Likelihood of a quick, enduring fix: Quick, yes; enduring, maybe. Not soon

.

As you can see, I'm a pessimist that the record companies' problems will be solved in any substantial way very soon. But call me an optimist from the consumer's point of view -- at least, from the short-term perspective. Longer term, of course, if recording artists, music publishers, songwriters and record companies can't make money, we'll see far fewer new albums and much less new-artist development.

Music isn't going away -- and you can make a good case that the continuing success of MP3 could actually lead to a new flowering of recorded music by putting control of recordings in the hands of the artists themselves -- but this extended period of transition is going to be rough.
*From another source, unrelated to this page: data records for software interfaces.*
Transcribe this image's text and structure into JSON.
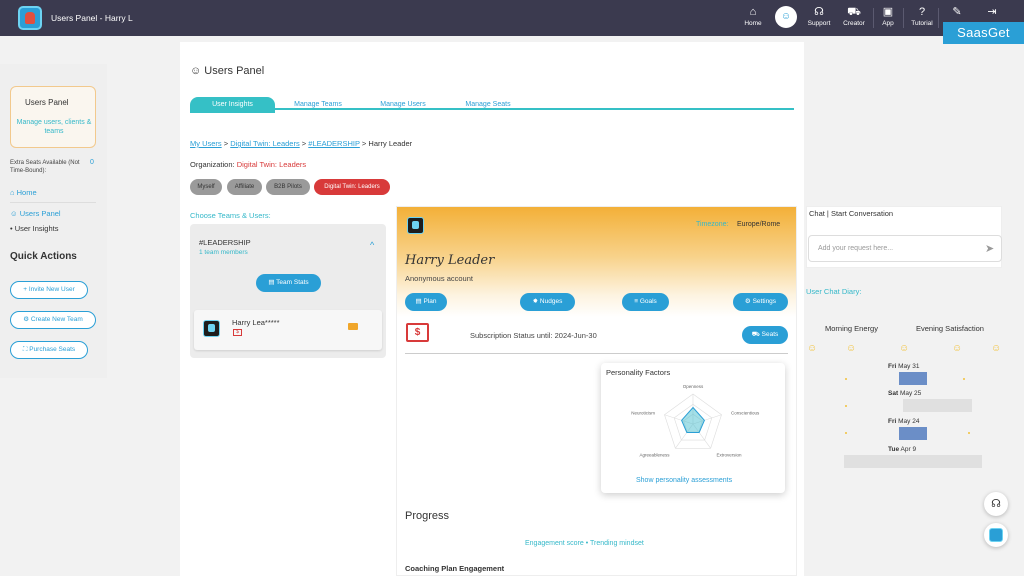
{
  "app": {
    "title": "Users Panel - Harry L"
  },
  "topnav": {
    "items": [
      {
        "label": "Home",
        "icon": "home-icon"
      },
      {
        "label": "Support",
        "icon": "headset-icon"
      },
      {
        "label": "Creator",
        "icon": "cart-icon"
      },
      {
        "label": "App",
        "icon": "app-icon"
      },
      {
        "label": "Tutorial",
        "icon": "help-icon"
      },
      {
        "label": "",
        "icon": "wrench-icon"
      },
      {
        "label": "",
        "icon": "logout-icon"
      }
    ],
    "active_icon": "users-icon"
  },
  "brand": "SaasGet",
  "sidebar": {
    "card_title": "Users Panel",
    "card_desc": "Manage users, clients & teams",
    "extra_seats_label": "Extra Seats Available (Not Time-Bound):",
    "extra_seats_value": "0",
    "home": "Home",
    "users_panel": "Users Panel",
    "user_insights": "User Insights",
    "quick_actions_title": "Quick Actions",
    "quick_actions": [
      "Invite New User",
      "Create New Team",
      "Purchase Seats"
    ]
  },
  "page": {
    "title": "Users Panel",
    "tabs": [
      "User Insights",
      "Manage Teams",
      "Manage Users",
      "Manage Seats"
    ],
    "active_tab": 0
  },
  "breadcrumb": {
    "items": [
      "My Users",
      "Digital Twin: Leaders",
      "#LEADERSHIP"
    ],
    "current": "Harry Leader"
  },
  "organization": {
    "label": "Organization:",
    "value": "Digital Twin: Leaders",
    "chips": [
      "Myself",
      "Affiliate",
      "B2B Pilots",
      "Digital Twin: Leaders"
    ]
  },
  "teams": {
    "title": "Choose Teams & Users:",
    "team_name": "#LEADERSHIP",
    "team_members": "1 team members",
    "team_stats_label": "Team Stats",
    "member_name": "Harry Lea*****"
  },
  "profile": {
    "timezone_label": "Timezone:",
    "timezone_value": "Europe/Rome",
    "name": "Harry Leader",
    "subtitle": "Anonymous account",
    "buttons": [
      "Plan",
      "Nudges",
      "Goals",
      "Settings"
    ],
    "subscription_status": "Subscription Status until: 2024-Jun-30",
    "seats_label": "Seats",
    "personality_title": "Personality Factors",
    "radar_axes": [
      "Openness",
      "Conscientious",
      "Extroversion",
      "Agreeableness",
      "Neuroticism"
    ],
    "radar_values": [
      0.55,
      0.4,
      0.35,
      0.35,
      0.4
    ],
    "show_assessments": "Show personality assessments",
    "progress_title": "Progress",
    "engagement_link": "Engagement score • Trending mindset",
    "coaching_title": "Coaching Plan Engagement"
  },
  "chat": {
    "title": "Chat | Start Conversation",
    "placeholder": "Add your request here..."
  },
  "diary": {
    "title": "User Chat Diary:",
    "morning_label": "Morning Energy",
    "evening_label": "Evening Satisfaction",
    "entries": [
      {
        "weekday": "Fri",
        "date": "May 31",
        "level": 0.2,
        "color": "#6b8ec7"
      },
      {
        "weekday": "Sat",
        "date": "May 25",
        "level": 0.5,
        "color": "#e0e0e0"
      },
      {
        "weekday": "Fri",
        "date": "May 24",
        "level": 0.2,
        "color": "#6b8ec7"
      },
      {
        "weekday": "Tue",
        "date": "Apr 9",
        "level": 1.0,
        "color": "#e0e0e0"
      }
    ]
  },
  "colors": {
    "accent": "#2a9fd6",
    "teal": "#35c0c6",
    "red": "#d83a3a",
    "topbar": "#3b3a4f",
    "card_gradient_top": "#f3b038"
  }
}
Tomorrow: Spotting investments in the emerging downloadable music market, and exploring for yourself what the MP3 revolution is all about.

Jim Seymour is president of Seymour Group, an information-strategies consulting firm working with corporate clients in the U.S., Europe and Asia, and a longtime columnist for PC Magazine. Under no circumstances does the information in this column represent a recommendation to buy or sell stocks. At time of publication, Seymour was long AT&T, although positions can change at any time. Seymour does not write about companies that are consulting clients of Seymour Group, or have been in recent years. While Seymour cannot provide investment advice or recommendations, he invites your feedback at

jseymour@thestreet.com.